Marijuana is used for medical purposed including beneficial effects on pain, chemotherapy related anorexia and nausea, anxiety and muscle spasm. Its role in brain disease is now being explored. For instance, researchers in Alzheimer’s disease are studying cannabinoids, the active chemicals found in marijuana, given that these chemicals have anti-inflammatory, antioxidant properties and immunosuppressive effects in the laboratory. Man

Interest in marijuana has spread to the Parkinson’s community. Unfortunately, research on the true benefit from marijuana or its cannabinoid isolates is limited. Although limited information and guidance is available, the following information is some of what is known about marijuana:

  • Brain receptors exist for cannabinoids. Central cannabinoid receptors are located in the basal ganglia suggesting a role in modulating nerve activity that controls movement.
  • Cannabinoids may have anti-inflammatory and antioxidant properties both thought to be helpful for brain cell health.
  • Cannabinoids may have an anti-anxiety and euphoric  effects. Since stress reduces tremor, pain and dystonic spasm, blocking the physiologic response to stress can reduce these symptoms.

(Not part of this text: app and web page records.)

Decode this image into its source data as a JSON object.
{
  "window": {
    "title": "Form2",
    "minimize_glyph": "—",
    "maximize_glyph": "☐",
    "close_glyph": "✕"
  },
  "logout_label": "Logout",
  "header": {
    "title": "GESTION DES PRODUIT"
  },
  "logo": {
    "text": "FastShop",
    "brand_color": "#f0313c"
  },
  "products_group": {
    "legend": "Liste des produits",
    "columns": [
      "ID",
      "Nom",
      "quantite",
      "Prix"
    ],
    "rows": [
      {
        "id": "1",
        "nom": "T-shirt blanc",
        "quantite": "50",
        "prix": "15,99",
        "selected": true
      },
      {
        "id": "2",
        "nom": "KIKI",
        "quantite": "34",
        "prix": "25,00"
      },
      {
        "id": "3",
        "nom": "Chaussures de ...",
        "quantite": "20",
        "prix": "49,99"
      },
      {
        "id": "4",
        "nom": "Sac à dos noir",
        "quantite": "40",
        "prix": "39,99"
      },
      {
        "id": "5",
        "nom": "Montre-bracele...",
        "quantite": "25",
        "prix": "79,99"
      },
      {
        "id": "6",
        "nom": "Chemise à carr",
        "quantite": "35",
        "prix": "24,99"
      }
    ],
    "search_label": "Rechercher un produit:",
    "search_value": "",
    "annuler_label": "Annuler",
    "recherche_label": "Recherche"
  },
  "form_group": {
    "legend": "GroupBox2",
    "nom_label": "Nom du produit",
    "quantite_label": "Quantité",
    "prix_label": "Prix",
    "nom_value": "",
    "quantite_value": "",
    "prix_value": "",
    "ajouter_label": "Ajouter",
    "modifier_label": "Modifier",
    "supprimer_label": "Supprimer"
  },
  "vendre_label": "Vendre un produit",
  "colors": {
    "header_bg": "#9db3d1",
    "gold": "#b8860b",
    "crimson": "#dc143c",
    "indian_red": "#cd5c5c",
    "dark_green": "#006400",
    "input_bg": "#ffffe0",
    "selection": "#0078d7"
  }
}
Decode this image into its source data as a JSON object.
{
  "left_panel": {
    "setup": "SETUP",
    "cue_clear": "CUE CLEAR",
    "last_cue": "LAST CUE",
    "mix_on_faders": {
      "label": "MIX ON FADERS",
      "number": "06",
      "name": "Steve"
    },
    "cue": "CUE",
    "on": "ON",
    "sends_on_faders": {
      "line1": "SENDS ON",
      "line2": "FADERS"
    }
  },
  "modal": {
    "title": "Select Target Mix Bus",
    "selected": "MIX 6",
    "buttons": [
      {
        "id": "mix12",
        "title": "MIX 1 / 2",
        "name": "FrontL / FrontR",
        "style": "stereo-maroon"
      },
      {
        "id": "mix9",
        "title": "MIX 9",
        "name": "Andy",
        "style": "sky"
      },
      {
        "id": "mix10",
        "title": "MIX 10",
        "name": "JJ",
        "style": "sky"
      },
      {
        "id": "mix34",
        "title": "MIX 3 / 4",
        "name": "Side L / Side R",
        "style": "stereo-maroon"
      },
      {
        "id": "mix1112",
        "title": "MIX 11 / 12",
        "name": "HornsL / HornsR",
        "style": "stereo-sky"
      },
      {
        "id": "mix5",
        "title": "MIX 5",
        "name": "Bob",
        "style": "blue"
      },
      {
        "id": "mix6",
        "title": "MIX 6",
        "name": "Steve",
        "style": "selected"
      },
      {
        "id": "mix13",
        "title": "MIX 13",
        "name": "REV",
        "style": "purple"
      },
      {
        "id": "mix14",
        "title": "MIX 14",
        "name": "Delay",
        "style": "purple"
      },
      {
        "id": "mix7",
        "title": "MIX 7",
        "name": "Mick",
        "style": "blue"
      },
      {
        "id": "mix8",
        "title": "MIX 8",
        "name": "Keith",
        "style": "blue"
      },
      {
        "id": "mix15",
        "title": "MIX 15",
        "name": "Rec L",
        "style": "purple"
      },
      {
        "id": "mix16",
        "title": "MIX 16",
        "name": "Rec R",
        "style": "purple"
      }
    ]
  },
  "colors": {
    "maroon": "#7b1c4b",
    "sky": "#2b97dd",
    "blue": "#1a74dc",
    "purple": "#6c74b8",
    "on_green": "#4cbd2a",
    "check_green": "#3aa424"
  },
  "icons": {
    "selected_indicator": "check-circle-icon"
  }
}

Be aware of the potential negative effects of marijuana and its chemical isolates:

  • No controlled studies are available that confirm the benefits of marijuana in movement disorders. In a study of Parkinson’s and dyskinesia, cannabinoids had no effect (Neurology 2005).
  • Marijuana does impair function. Specific concerns already impacted in people with Parkinson’s disease include driving. Slowed motor reflexes and thinking response can impair driving. Driving is noted to be impaired with occasional smokers (Clin Chem 2013). The combined effect of Parkinson’s, medications and cannabinoids is not known.
  • Marijuana can worsen existing symptoms. For example, apathy and depression are both a significant concern in Parkinson’s disease and these problems can worsen with marijuana use.
  • Psychosis can be caused by Parkinson’s medicines and can also be caused by marijuana. The combined risk is unknown.
  • Problems with cognition and thinking functions can occur with Parkinson’s and/or be caused by medicines to treat Parkinson’s. Marijuana use also negatively affects attention, memory, emotional processing and depression.
  • Apathy can lead to lifestyle changes or habits less helpful for brain health such as lower activity and exercise levels, poorer eating habits and social withdrawal.
  •  Stress certainly does worsen symptoms of these conditions. yet there are many other anti-stress techniques such as meditation, guided imagery, exercise and yoga that can reduce stress and enhance general health.
  • Finally, medical marijuana is legal in a few states but still is an unregulated drug with associated risks including contamination and impurities.

Like any therapy, pros and cons exist. Traditional medical therapies do not always adequately treat symptoms (for example, muscle pain and spasm causing continuing suffering) leading individuals to seek alternative therapies. A thoughtful discussion with your healthcare provider is important before considering any treatment.

Leave a comment

Filed under Complementary Therapy